* [INFORMATION]
▬▬▬▬▬▬
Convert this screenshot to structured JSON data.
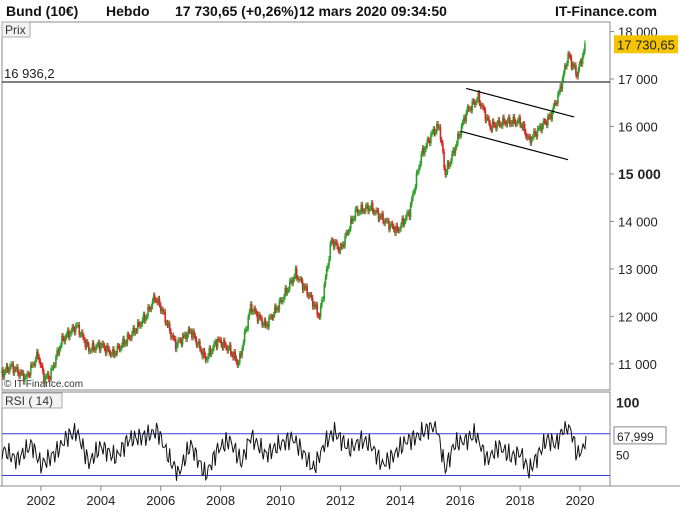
{
  "header": {
    "instrument": "Bund (10€)",
    "period": "Hebdo",
    "quote": "17 730,65 (+0,26%)",
    "datetime": "12 mars 2020 09:34:50",
    "site": "IT-Finance.com"
  },
  "colors": {
    "up": "#2ca02c",
    "down": "#d62728",
    "price_badge": "#f5c400",
    "rsi_bands": "#3b3bd6"
  },
  "chart_data": [
    {
      "type": "candlestick",
      "panel_label": "Prix",
      "watermark": "© IT-Finance.com",
      "x_ticks": [
        "2002",
        "2004",
        "2006",
        "2008",
        "2010",
        "2012",
        "2014",
        "2016",
        "2018",
        "2020"
      ],
      "y_ticks": [
        "11 000",
        "12 000",
        "13 000",
        "14 000",
        "15 000",
        "16 000",
        "17 000",
        "18 000"
      ],
      "y_tick_values": [
        11000,
        12000,
        13000,
        14000,
        15000,
        16000,
        17000,
        18000
      ],
      "highlight_tick": "15 000",
      "ylim": [
        10450,
        18200
      ],
      "xlim": [
        2000.7,
        2021.0
      ],
      "last_price_label": "17 730,65",
      "last_price": 17730.65,
      "horizontal_line": {
        "label": "16 936,2",
        "value": 16936.2
      },
      "trend_channel": {
        "upper": [
          [
            2016.2,
            16800
          ],
          [
            2019.8,
            16200
          ]
        ],
        "lower": [
          [
            2016.0,
            15900
          ],
          [
            2019.6,
            15300
          ]
        ]
      },
      "series": [
        {
          "x": 2000.7,
          "y": 10800
        },
        {
          "x": 2001.0,
          "y": 10950
        },
        {
          "x": 2001.5,
          "y": 10700
        },
        {
          "x": 2001.9,
          "y": 11200
        },
        {
          "x": 2002.1,
          "y": 10700
        },
        {
          "x": 2002.3,
          "y": 10750
        },
        {
          "x": 2002.7,
          "y": 11500
        },
        {
          "x": 2003.2,
          "y": 11800
        },
        {
          "x": 2003.6,
          "y": 11300
        },
        {
          "x": 2004.0,
          "y": 11400
        },
        {
          "x": 2004.4,
          "y": 11200
        },
        {
          "x": 2005.0,
          "y": 11600
        },
        {
          "x": 2005.5,
          "y": 12000
        },
        {
          "x": 2005.8,
          "y": 12400
        },
        {
          "x": 2006.0,
          "y": 12200
        },
        {
          "x": 2006.3,
          "y": 11700
        },
        {
          "x": 2006.5,
          "y": 11400
        },
        {
          "x": 2007.0,
          "y": 11700
        },
        {
          "x": 2007.5,
          "y": 11100
        },
        {
          "x": 2007.9,
          "y": 11500
        },
        {
          "x": 2008.3,
          "y": 11300
        },
        {
          "x": 2008.6,
          "y": 11000
        },
        {
          "x": 2009.0,
          "y": 12200
        },
        {
          "x": 2009.5,
          "y": 11800
        },
        {
          "x": 2010.0,
          "y": 12300
        },
        {
          "x": 2010.5,
          "y": 12900
        },
        {
          "x": 2010.7,
          "y": 12700
        },
        {
          "x": 2011.0,
          "y": 12400
        },
        {
          "x": 2011.3,
          "y": 12000
        },
        {
          "x": 2011.7,
          "y": 13600
        },
        {
          "x": 2012.0,
          "y": 13400
        },
        {
          "x": 2012.5,
          "y": 14200
        },
        {
          "x": 2013.0,
          "y": 14300
        },
        {
          "x": 2013.5,
          "y": 14000
        },
        {
          "x": 2013.9,
          "y": 13800
        },
        {
          "x": 2014.3,
          "y": 14200
        },
        {
          "x": 2014.7,
          "y": 15400
        },
        {
          "x": 2015.1,
          "y": 15900
        },
        {
          "x": 2015.3,
          "y": 16000
        },
        {
          "x": 2015.5,
          "y": 15000
        },
        {
          "x": 2015.8,
          "y": 15500
        },
        {
          "x": 2016.2,
          "y": 16300
        },
        {
          "x": 2016.6,
          "y": 16600
        },
        {
          "x": 2017.0,
          "y": 16000
        },
        {
          "x": 2017.5,
          "y": 16100
        },
        {
          "x": 2018.0,
          "y": 16100
        },
        {
          "x": 2018.3,
          "y": 15700
        },
        {
          "x": 2018.7,
          "y": 16000
        },
        {
          "x": 2019.0,
          "y": 16200
        },
        {
          "x": 2019.3,
          "y": 16700
        },
        {
          "x": 2019.6,
          "y": 17500
        },
        {
          "x": 2019.9,
          "y": 17100
        },
        {
          "x": 2020.2,
          "y": 17730.65
        }
      ]
    },
    {
      "type": "line",
      "label": "RSI ( 14)",
      "value_label": "67,999",
      "value": 67.999,
      "y_ticks": [
        "100",
        "50"
      ],
      "y_tick_values": [
        100,
        50
      ],
      "ylim": [
        20,
        110
      ],
      "bands": [
        70,
        30
      ],
      "series": [
        {
          "x": 2000.7,
          "y": 55
        },
        {
          "x": 2001.2,
          "y": 45
        },
        {
          "x": 2001.7,
          "y": 60
        },
        {
          "x": 2002.0,
          "y": 40
        },
        {
          "x": 2002.5,
          "y": 52
        },
        {
          "x": 2002.9,
          "y": 68
        },
        {
          "x": 2003.2,
          "y": 72
        },
        {
          "x": 2003.6,
          "y": 42
        },
        {
          "x": 2004.0,
          "y": 58
        },
        {
          "x": 2004.5,
          "y": 47
        },
        {
          "x": 2004.9,
          "y": 64
        },
        {
          "x": 2005.5,
          "y": 68
        },
        {
          "x": 2005.9,
          "y": 73
        },
        {
          "x": 2006.3,
          "y": 45
        },
        {
          "x": 2006.6,
          "y": 32
        },
        {
          "x": 2007.0,
          "y": 60
        },
        {
          "x": 2007.5,
          "y": 30
        },
        {
          "x": 2007.9,
          "y": 55
        },
        {
          "x": 2008.3,
          "y": 64
        },
        {
          "x": 2008.7,
          "y": 42
        },
        {
          "x": 2009.0,
          "y": 68
        },
        {
          "x": 2009.5,
          "y": 50
        },
        {
          "x": 2010.0,
          "y": 60
        },
        {
          "x": 2010.4,
          "y": 66
        },
        {
          "x": 2010.8,
          "y": 50
        },
        {
          "x": 2011.1,
          "y": 36
        },
        {
          "x": 2011.5,
          "y": 62
        },
        {
          "x": 2011.8,
          "y": 72
        },
        {
          "x": 2012.3,
          "y": 55
        },
        {
          "x": 2012.7,
          "y": 64
        },
        {
          "x": 2013.0,
          "y": 60
        },
        {
          "x": 2013.4,
          "y": 40
        },
        {
          "x": 2013.8,
          "y": 50
        },
        {
          "x": 2014.2,
          "y": 63
        },
        {
          "x": 2014.6,
          "y": 68
        },
        {
          "x": 2014.9,
          "y": 75
        },
        {
          "x": 2015.2,
          "y": 78
        },
        {
          "x": 2015.5,
          "y": 36
        },
        {
          "x": 2015.8,
          "y": 60
        },
        {
          "x": 2016.2,
          "y": 64
        },
        {
          "x": 2016.5,
          "y": 70
        },
        {
          "x": 2016.9,
          "y": 45
        },
        {
          "x": 2017.3,
          "y": 58
        },
        {
          "x": 2017.7,
          "y": 48
        },
        {
          "x": 2018.0,
          "y": 52
        },
        {
          "x": 2018.3,
          "y": 34
        },
        {
          "x": 2018.6,
          "y": 50
        },
        {
          "x": 2018.9,
          "y": 65
        },
        {
          "x": 2019.2,
          "y": 60
        },
        {
          "x": 2019.5,
          "y": 78
        },
        {
          "x": 2019.7,
          "y": 73
        },
        {
          "x": 2019.9,
          "y": 50
        },
        {
          "x": 2020.1,
          "y": 55
        },
        {
          "x": 2020.2,
          "y": 68
        }
      ]
    }
  ]
}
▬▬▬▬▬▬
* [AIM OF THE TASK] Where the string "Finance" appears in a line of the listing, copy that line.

* [THE ANSWER]
    "site": "IT-Finance.com"
      "watermark": "© IT-Finance.com",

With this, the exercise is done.